ACTION ITEM> In the listing that follows, how many lines include the string "scarf"? Reply with only the number.

::: EXERCISE INPUTS :::

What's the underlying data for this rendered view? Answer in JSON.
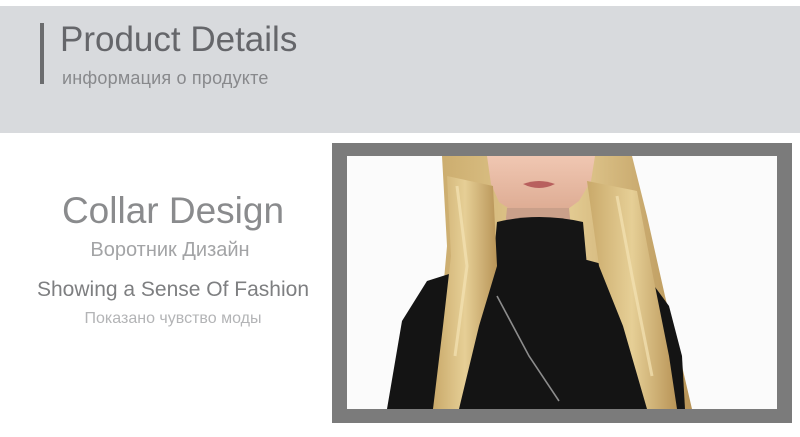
{
  "header": {
    "title": "Product Details",
    "subtitle": "информация о продукте"
  },
  "feature": {
    "title": "Collar Design",
    "subtitle": "Воротник Дизайн",
    "tagline": "Showing a Sense Of Fashion",
    "tagline_sub": "Показано чувство моды"
  },
  "colors": {
    "header_background": "#d8dadd",
    "frame": "#7b7b7b"
  }
}
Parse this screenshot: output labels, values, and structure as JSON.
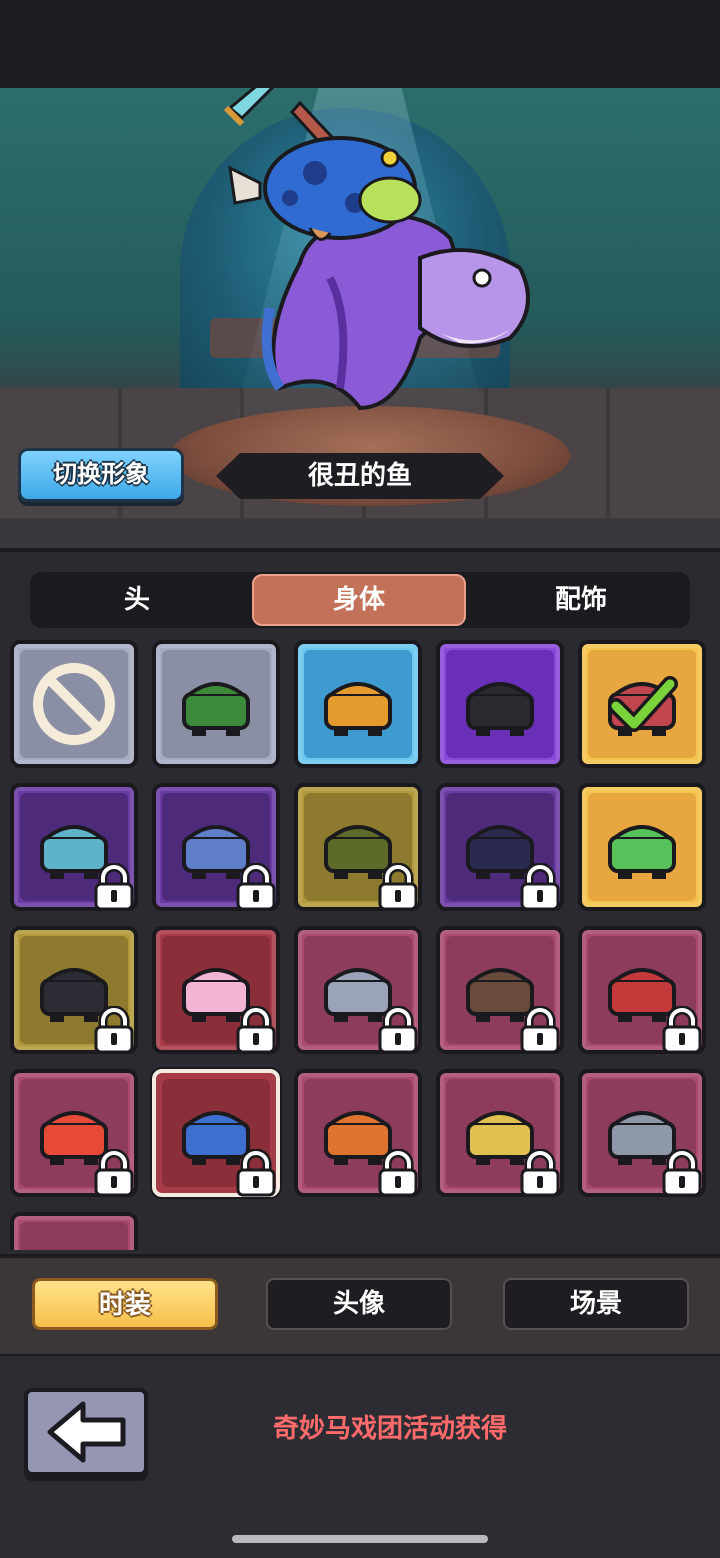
{
  "hero": {
    "switch_button_label": "切换形象",
    "character_name": "很丑的鱼"
  },
  "category_tabs": [
    {
      "label": "头",
      "active": false
    },
    {
      "label": "身体",
      "active": true
    },
    {
      "label": "配饰",
      "active": false
    }
  ],
  "items": [
    {
      "rarity": "none",
      "icon": "none-icon",
      "locked": false,
      "equipped": false
    },
    {
      "rarity": "common",
      "icon": "green-scarf-outfit-icon",
      "locked": false,
      "equipped": false
    },
    {
      "rarity": "rare",
      "icon": "orange-scarf-outfit-icon",
      "locked": false,
      "equipped": false
    },
    {
      "rarity": "epic",
      "icon": "black-scarf-outfit-icon",
      "locked": false,
      "equipped": false
    },
    {
      "rarity": "legendary",
      "icon": "red-cape-outfit-icon",
      "locked": false,
      "equipped": true
    },
    {
      "rarity": "epic",
      "icon": "fish-sword-outfit-icon",
      "locked": true,
      "equipped": false
    },
    {
      "rarity": "epic",
      "icon": "blue-cloak-outfit-icon",
      "locked": true,
      "equipped": false
    },
    {
      "rarity": "legendary",
      "icon": "olive-outfit-icon",
      "locked": true,
      "equipped": false
    },
    {
      "rarity": "epic",
      "icon": "dark-ninja-outfit-icon",
      "locked": true,
      "equipped": false
    },
    {
      "rarity": "legendary",
      "icon": "frog-costume-icon",
      "locked": false,
      "equipped": false
    },
    {
      "rarity": "legendary",
      "icon": "ninja-hood-outfit-icon",
      "locked": true,
      "equipped": false
    },
    {
      "rarity": "mythic",
      "icon": "pink-bunny-costume-icon",
      "locked": true,
      "equipped": false
    },
    {
      "rarity": "mythic",
      "icon": "knight-armor-icon",
      "locked": true,
      "equipped": false
    },
    {
      "rarity": "mythic",
      "icon": "turkey-costume-icon",
      "locked": true,
      "equipped": false
    },
    {
      "rarity": "mythic",
      "icon": "reindeer-gift-costume-icon",
      "locked": true,
      "equipped": false
    },
    {
      "rarity": "mythic",
      "icon": "lion-dance-costume-icon",
      "locked": true,
      "equipped": false
    },
    {
      "rarity": "mythic",
      "icon": "ugly-fish-costume-icon",
      "locked": true,
      "equipped": false,
      "selected": true
    },
    {
      "rarity": "mythic",
      "icon": "dragon-costume-icon",
      "locked": true,
      "equipped": false
    },
    {
      "rarity": "mythic",
      "icon": "golden-knight-costume-icon",
      "locked": true,
      "equipped": false
    },
    {
      "rarity": "mythic",
      "icon": "elephant-king-costume-icon",
      "locked": true,
      "equipped": false
    },
    {
      "rarity": "mythic",
      "icon": "partial-item-icon",
      "locked": false,
      "equipped": false
    }
  ],
  "bottom_tabs": [
    {
      "label": "时装",
      "active": true
    },
    {
      "label": "头像",
      "active": false
    },
    {
      "label": "场景",
      "active": false
    }
  ],
  "footer": {
    "hint_text": "奇妙马戏团活动获得"
  },
  "colors": {
    "rarity_common": "#a8acc2",
    "rarity_rare": "#6cc8ef",
    "rarity_epic": "#8a49d8",
    "rarity_legendary": "#f4c44f",
    "rarity_mythic": "#a94a6e",
    "hint": "#ff6b6b",
    "active_tab": "#c47159"
  }
}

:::

SOLUTION FOR THIS TASK> 3